Use Exit Interview Data

If you’re conducting an interview on a specific program or issue, ask tailored questions, especially if the topic has been flagged in exit interviews, said Jennifer Pitts, HR business partner for the Americas at TomTom. She said data from the stay interviews she conducts is shared anonymously with leadership.  “However,” she added, “I’ve found that employees who complete stay interviews will often go to their managers to discuss our conversation and share their ideas, creating another company touchpoint and further engaging the employee. Employees really feel valued when they are asked to provide input, even if their recommendations don’t always get implemented.
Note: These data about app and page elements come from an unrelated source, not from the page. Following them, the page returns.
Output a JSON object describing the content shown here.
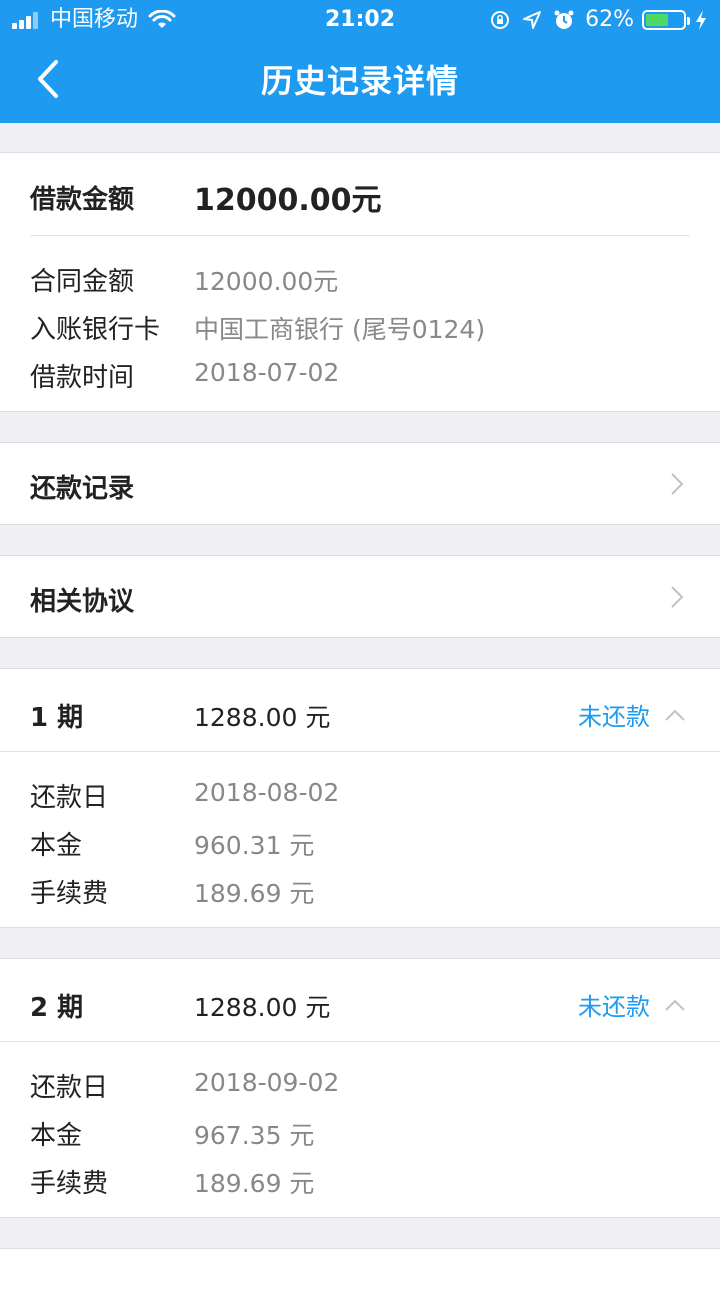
{
  "status_bar": {
    "carrier": "中国移动",
    "time": "21:02",
    "battery_percent": "62%",
    "battery_level": 0.62,
    "icons": [
      "signal-icon",
      "wifi-icon",
      "rotation-lock-icon",
      "location-icon",
      "alarm-icon",
      "battery-icon",
      "charging-icon"
    ]
  },
  "nav": {
    "title": "历史记录详情"
  },
  "loan": {
    "amount_label": "借款金额",
    "amount_value": "12000.00元",
    "contract_label": "合同金额",
    "contract_value": "12000.00元",
    "bank_label": "入账银行卡",
    "bank_value": "中国工商银行 (尾号0124)",
    "time_label": "借款时间",
    "time_value": "2018-07-02"
  },
  "links": [
    {
      "label": "还款记录"
    },
    {
      "label": "相关协议"
    }
  ],
  "installments": [
    {
      "period": "1 期",
      "amount": "1288.00 元",
      "status": "未还款",
      "due_label": "还款日",
      "due_value": "2018-08-02",
      "principal_label": "本金",
      "principal_value": "960.31 元",
      "fee_label": "手续费",
      "fee_value": "189.69 元"
    },
    {
      "period": "2 期",
      "amount": "1288.00 元",
      "status": "未还款",
      "due_label": "还款日",
      "due_value": "2018-09-02",
      "principal_label": "本金",
      "principal_value": "967.35 元",
      "fee_label": "手续费",
      "fee_value": "189.69 元"
    }
  ],
  "colors": {
    "accent": "#1e9bf0",
    "background": "#efeff4",
    "battery": "#4cd964"
  }
}
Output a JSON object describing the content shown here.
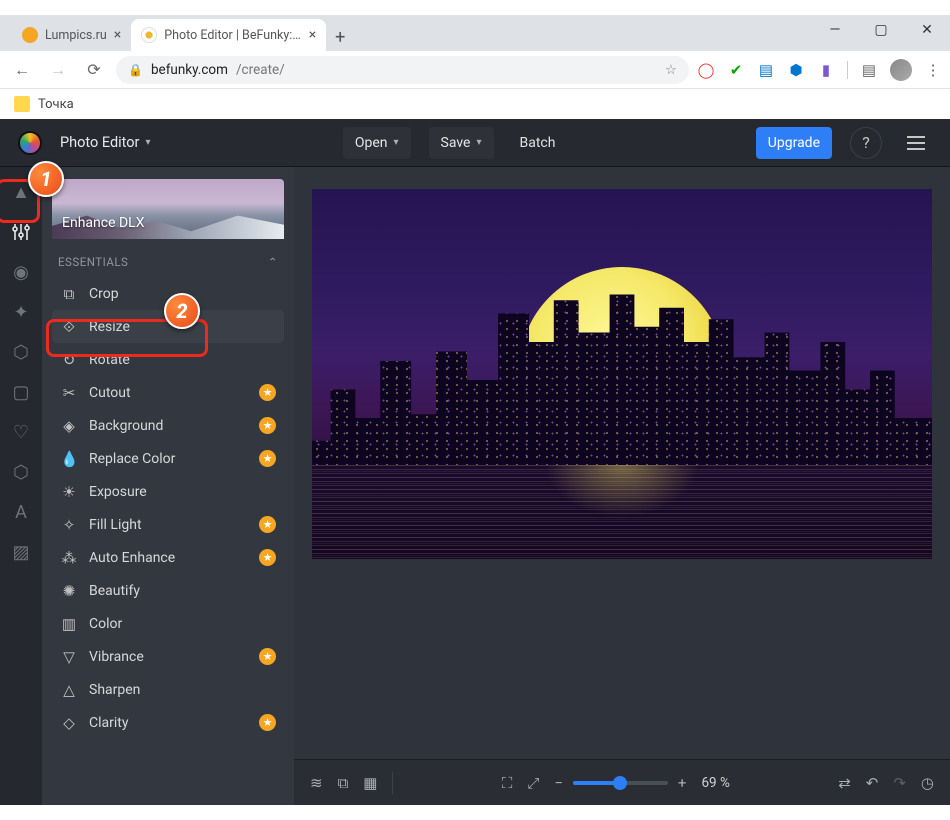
{
  "browser": {
    "tabs": [
      {
        "title": "Lumpics.ru",
        "favcolor": "#f5a623"
      },
      {
        "title": "Photo Editor | BeFunky: Free Onli",
        "favcolor": "#fff"
      }
    ],
    "url_domain": "befunky.com",
    "url_path": "/create/",
    "bookmark": "Точка",
    "ext_icons": [
      "star",
      "red",
      "green",
      "blue",
      "cube",
      "purple",
      "sep",
      "chat"
    ]
  },
  "app": {
    "mode": "Photo Editor",
    "open": "Open",
    "save": "Save",
    "batch": "Batch",
    "upgrade": "Upgrade"
  },
  "panel": {
    "hero": "Enhance DLX",
    "section": "ESSENTIALS",
    "items": [
      {
        "icon": "crop",
        "label": "Crop",
        "premium": false
      },
      {
        "icon": "resize",
        "label": "Resize",
        "premium": false,
        "highlight": true
      },
      {
        "icon": "rotate",
        "label": "Rotate",
        "premium": false
      },
      {
        "icon": "cutout",
        "label": "Cutout",
        "premium": true
      },
      {
        "icon": "bg",
        "label": "Background",
        "premium": true
      },
      {
        "icon": "replace",
        "label": "Replace Color",
        "premium": true
      },
      {
        "icon": "exposure",
        "label": "Exposure",
        "premium": false
      },
      {
        "icon": "fill",
        "label": "Fill Light",
        "premium": true
      },
      {
        "icon": "auto",
        "label": "Auto Enhance",
        "premium": true
      },
      {
        "icon": "beautify",
        "label": "Beautify",
        "premium": false
      },
      {
        "icon": "color",
        "label": "Color",
        "premium": false
      },
      {
        "icon": "vibrance",
        "label": "Vibrance",
        "premium": true
      },
      {
        "icon": "sharpen",
        "label": "Sharpen",
        "premium": false
      },
      {
        "icon": "clarity",
        "label": "Clarity",
        "premium": true
      }
    ]
  },
  "toolbar": {
    "zoom": "69 %"
  },
  "annotations": {
    "badge1": "1",
    "badge2": "2"
  }
}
Like most of us, employees like to be heard.”

Consider Stay Interviews In Lieu of Exit Interviews

Whitter made the case for replacing exit interviews with stay interviews. “Exit interviews are notoriously unreliable as a practice,” he said. “They are often not taken very seriously by employees and employers. Therefore, the data has limited potential for positive impact.”

Data gathered through stay interviews is highly valuable and offers companies the opportunities to recognize patterns or themes that have emerged strongly within employee experience. “This,” Whitter said, “will directly inform and support improvements, proactively prevent potential issues, and helps businesses scale up successful practices across the employee experience.”